Thursday, April 20, 2017

FIFTH GRADE . . . Picasso animals

Animal Sculpture by Matthew

Fifth graders explored abstract art with our latest sculpture project. Inspired by the shapes and forms of animals in nature, we built an abstract version of our favorite animal using wood, string and cardboard.

Pablo Picasso changed the way we all view and accept what we consider to be "Art." His brilliant and influential ideas went far beyond just painting a face with features in the wrong place. As a well trained realistic artist, he could create a very recognizable and beautiful study of the human face. He was trained in anatomy and in figure drawing. He understood how to represent the world on paper in a traditional way. Why would an artist paint a face as strangely abstract as he is best known for doing, if he could draw like this image below?

Realistic Sketch by Picasso
Abstract painting by Picasso
Fifth graders compared these two images in class and most students thought he was just having fun with the shapes and colors, or perhaps he was looking for a way to be different. We saw many examples at the end of the 19th century of how art and architecture started to pull away from realistic, practical forms. The world was changing and Pablo Picasso was a dramatic leader in our changing vision. His cubist portrait with features drawn in strange places was a creative experiment in how to portray a 3-D person on a flat surface. Why would you try to make something look like it has dimension on a flat canvas, if the surface is flat? He broke all the rules as he tried to make sense out of these revolutionary ideas.

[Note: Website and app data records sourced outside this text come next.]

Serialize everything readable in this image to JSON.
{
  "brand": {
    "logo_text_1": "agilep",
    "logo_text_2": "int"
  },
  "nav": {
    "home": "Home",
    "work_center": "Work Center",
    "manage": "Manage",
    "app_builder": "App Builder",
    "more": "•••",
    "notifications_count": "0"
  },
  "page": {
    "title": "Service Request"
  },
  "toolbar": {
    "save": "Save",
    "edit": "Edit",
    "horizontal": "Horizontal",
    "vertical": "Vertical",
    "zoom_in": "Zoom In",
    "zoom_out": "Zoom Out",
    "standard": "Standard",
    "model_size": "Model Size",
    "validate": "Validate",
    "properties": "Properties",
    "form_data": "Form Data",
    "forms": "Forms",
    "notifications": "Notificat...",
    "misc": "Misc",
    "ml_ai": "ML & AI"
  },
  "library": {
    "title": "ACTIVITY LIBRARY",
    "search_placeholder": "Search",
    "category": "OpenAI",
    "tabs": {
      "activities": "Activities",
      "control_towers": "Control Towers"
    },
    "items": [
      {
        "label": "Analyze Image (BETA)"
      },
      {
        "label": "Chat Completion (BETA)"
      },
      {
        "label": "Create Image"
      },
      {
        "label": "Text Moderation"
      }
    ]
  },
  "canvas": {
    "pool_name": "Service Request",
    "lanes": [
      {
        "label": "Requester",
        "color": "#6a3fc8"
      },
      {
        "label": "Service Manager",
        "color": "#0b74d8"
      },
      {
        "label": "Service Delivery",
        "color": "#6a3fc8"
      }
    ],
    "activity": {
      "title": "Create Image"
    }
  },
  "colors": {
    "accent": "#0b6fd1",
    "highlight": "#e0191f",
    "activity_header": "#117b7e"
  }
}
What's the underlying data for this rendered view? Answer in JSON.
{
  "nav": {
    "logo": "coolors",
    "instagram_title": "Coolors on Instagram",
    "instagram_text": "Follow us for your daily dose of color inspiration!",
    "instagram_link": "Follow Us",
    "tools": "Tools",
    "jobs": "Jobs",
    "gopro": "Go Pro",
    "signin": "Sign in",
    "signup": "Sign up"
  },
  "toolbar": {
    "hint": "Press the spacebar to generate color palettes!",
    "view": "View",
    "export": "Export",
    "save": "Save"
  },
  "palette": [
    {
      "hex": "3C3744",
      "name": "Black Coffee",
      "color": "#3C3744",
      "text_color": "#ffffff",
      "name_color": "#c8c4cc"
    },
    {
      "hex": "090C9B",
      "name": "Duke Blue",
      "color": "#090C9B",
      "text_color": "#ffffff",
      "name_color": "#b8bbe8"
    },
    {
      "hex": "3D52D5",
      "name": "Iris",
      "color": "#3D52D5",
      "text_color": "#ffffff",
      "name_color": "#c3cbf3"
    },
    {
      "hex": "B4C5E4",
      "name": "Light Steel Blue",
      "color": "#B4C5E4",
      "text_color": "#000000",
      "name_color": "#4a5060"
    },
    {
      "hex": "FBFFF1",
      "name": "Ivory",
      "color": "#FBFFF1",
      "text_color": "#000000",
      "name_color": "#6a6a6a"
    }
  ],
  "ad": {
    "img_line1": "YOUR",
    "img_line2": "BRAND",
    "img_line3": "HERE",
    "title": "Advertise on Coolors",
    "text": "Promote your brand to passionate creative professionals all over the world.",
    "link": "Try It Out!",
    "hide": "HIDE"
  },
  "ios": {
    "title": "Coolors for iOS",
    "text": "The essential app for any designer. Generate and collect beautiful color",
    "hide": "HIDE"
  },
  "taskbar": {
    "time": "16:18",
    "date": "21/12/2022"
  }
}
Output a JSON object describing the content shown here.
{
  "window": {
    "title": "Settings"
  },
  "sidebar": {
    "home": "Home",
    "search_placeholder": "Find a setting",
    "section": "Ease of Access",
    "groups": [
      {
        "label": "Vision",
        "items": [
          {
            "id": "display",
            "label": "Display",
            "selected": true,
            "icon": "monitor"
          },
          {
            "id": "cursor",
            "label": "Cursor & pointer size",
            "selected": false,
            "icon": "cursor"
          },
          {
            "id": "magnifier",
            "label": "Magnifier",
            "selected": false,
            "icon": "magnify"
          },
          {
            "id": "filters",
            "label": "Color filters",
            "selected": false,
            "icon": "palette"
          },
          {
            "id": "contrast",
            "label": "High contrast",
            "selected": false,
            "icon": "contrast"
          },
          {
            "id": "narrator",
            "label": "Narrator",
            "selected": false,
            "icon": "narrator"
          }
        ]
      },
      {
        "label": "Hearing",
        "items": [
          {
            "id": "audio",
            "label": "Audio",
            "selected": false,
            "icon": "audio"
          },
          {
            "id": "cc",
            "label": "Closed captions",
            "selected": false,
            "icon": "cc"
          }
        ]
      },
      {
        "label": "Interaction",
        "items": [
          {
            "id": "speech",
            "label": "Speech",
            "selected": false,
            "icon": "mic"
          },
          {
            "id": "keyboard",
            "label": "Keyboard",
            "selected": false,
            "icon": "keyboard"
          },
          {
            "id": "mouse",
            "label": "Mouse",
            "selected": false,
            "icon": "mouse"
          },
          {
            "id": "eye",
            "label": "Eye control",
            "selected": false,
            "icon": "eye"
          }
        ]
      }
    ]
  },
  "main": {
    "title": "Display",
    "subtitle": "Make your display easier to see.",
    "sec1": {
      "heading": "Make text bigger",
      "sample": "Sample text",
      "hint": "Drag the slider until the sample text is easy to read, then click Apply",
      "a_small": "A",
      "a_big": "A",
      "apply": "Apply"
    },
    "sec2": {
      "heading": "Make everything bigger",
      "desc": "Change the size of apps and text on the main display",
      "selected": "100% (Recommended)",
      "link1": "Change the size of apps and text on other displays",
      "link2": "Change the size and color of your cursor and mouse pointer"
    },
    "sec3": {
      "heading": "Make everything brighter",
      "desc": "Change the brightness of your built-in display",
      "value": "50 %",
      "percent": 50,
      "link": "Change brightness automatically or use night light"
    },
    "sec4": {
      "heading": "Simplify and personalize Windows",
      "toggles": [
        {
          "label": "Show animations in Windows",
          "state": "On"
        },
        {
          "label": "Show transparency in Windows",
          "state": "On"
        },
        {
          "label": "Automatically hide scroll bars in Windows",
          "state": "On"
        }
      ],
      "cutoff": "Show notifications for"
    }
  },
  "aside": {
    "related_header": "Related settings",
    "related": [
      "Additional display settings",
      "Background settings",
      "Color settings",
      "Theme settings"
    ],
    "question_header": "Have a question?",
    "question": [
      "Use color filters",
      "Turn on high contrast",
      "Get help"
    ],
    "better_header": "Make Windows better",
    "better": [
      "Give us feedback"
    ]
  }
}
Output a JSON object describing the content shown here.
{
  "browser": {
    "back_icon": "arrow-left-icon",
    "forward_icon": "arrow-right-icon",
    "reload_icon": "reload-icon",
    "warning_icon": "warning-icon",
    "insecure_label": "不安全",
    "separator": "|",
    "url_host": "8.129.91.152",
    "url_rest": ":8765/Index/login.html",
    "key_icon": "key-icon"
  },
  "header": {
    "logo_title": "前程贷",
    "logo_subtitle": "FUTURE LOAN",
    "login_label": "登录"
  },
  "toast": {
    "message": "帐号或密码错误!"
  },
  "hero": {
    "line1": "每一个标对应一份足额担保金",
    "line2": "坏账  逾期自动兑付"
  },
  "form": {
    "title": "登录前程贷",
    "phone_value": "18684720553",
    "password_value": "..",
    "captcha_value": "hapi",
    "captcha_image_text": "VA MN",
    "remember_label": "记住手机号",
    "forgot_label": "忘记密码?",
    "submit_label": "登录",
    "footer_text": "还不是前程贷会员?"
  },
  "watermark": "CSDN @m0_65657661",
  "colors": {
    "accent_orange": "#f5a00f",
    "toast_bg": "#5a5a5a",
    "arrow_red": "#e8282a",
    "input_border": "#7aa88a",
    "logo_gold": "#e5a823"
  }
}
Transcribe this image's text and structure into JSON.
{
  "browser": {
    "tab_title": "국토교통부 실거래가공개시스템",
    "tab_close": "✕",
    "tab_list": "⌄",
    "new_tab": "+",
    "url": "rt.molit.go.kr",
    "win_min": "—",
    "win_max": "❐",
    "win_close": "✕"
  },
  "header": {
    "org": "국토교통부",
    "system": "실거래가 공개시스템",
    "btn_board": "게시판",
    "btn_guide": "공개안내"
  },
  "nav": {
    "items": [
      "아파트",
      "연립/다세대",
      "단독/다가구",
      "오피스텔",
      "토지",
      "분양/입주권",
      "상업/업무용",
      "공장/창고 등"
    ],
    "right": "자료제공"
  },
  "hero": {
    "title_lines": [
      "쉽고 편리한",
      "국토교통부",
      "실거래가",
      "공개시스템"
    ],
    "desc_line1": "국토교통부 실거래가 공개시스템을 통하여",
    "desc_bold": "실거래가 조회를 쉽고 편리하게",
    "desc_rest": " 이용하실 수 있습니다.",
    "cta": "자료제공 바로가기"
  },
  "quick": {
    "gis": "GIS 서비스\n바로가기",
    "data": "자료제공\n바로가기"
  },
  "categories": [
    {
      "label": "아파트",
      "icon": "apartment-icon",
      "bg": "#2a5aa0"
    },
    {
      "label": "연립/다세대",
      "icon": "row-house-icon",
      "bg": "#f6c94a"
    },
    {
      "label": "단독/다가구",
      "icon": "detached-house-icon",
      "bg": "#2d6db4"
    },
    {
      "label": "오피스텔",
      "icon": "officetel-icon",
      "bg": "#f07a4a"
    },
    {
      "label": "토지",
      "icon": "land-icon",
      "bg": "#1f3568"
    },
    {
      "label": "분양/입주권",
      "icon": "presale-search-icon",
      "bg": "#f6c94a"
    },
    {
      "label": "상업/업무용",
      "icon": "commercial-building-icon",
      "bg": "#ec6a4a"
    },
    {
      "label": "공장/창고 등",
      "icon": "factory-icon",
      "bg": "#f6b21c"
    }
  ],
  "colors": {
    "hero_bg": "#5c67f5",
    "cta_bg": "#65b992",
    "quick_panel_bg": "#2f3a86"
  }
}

Fifth graders broke all the rules with their sculptures. Using wooden blocks, they arranged shapes in a creative way, inspired by the features of their favorite animal. Here are some of our abstract sculptures. Can you tell what animals these are based on?

Animal Sculpture by Jason
Animal Sculpture by Lindsay

Animal Sculpture by Alexandra
Animal Sculpture by Logan

FIRST GRADE . . . As whimsical as a Miro

Sculpture by Hannah

Joan Miró
First graders were introduced to the artwork of Joan Miró, a Spanish artist best known for his whimsical paintings. We learned how he was inspired by the colors and movements of the circus and we talked about how he showed that through his artwork.

When Joan Miró was a young art student, he became frustrated when he tried to draw objects realistically. One of his art teachers saw that Miró had a good understanding of color but had a hard time copying shapes. The art teacher blindfolded him so that Miró could better understand the forms of an object by feeling it with his fingers before trying to draw it.

We tried that in our classroom, using brown paper bags to hide our objects. Putting our hands inside the bag, we felt the objects with our fingers and then drew what we felt. We let our fingers see for us! Everyone was so surprised and impressed with their "touch only" drawings and we all had a hard time believing that this was the work of first grade artists!

Our Miro project continued with a 3-D animal sculpture in the whimsical style of this famous artist. Using cut paper and scraps of other materials, we built our colorful animals with silly shapes, swirly lines and fun compositions. Here are some more examples of our animals in art...

Sculpture by As'ad

Sculpture by Timmy

Sculpture by Phillip

Sculpture by Gigi

Wednesday, April 19, 2017

Pre-Kindergarten . . . Bunnies popping up all over!

Bunny by Odin
Art in Pre-Kindergarten is all about experimenting with the materials and becoming more comfortable with the tools. Our bunny project gave us many different opportunities to discover how much fun art can be! We practiced our drawing skills as we drew very big bunnies on big paper. We outlined our bunnies in black and then colored them any way we wanted. The background landscapes were done on separate paper and painted. We drew a ground line and perhaps a sun in the sky. Again, we were able to choose any colors of paint to fill in our ground and sky. We even learned how to wash our brushes as we changed colors too!

Here are a few more examples of our big bunnies popping up in our landscapes. To see all of our bunny scenes, follow this link to the Ranney home page of
Bunny By Zaid

Bunny by Mariella

Bunny By Sharnagat

Bunny by Kaitlyn

Note to families...
This art blog will be updated regularly with new posts sharing our daily activities in the art room and news about upcoming art exhibits. To respect the privacy of our students, names will always be limited to first name only and identifiable photos will never be accompanied with a name. If you have any questions or comments, please feel free to write in the comment box below or send me an email at I would love to hear from you!
    In my class, students are given the chance to explore different materials and fun new techniques as they develop their signature style. Some young artists love to draw with a pencil, some like to paint on canvas or create images in a digital format, while others prefer working with clay and molding three-dimensional forms. In my classroom, we use a variety of materials allowing all artists to experiment and figure out which type of art they like the best. At Ranney School, we place a strong emphasis on originality and celebrate artistic differences, always nurturing and encouraging the imagination of every student.
     Remember to check out our display of finished artwork and student portfolios in the Ranney home page of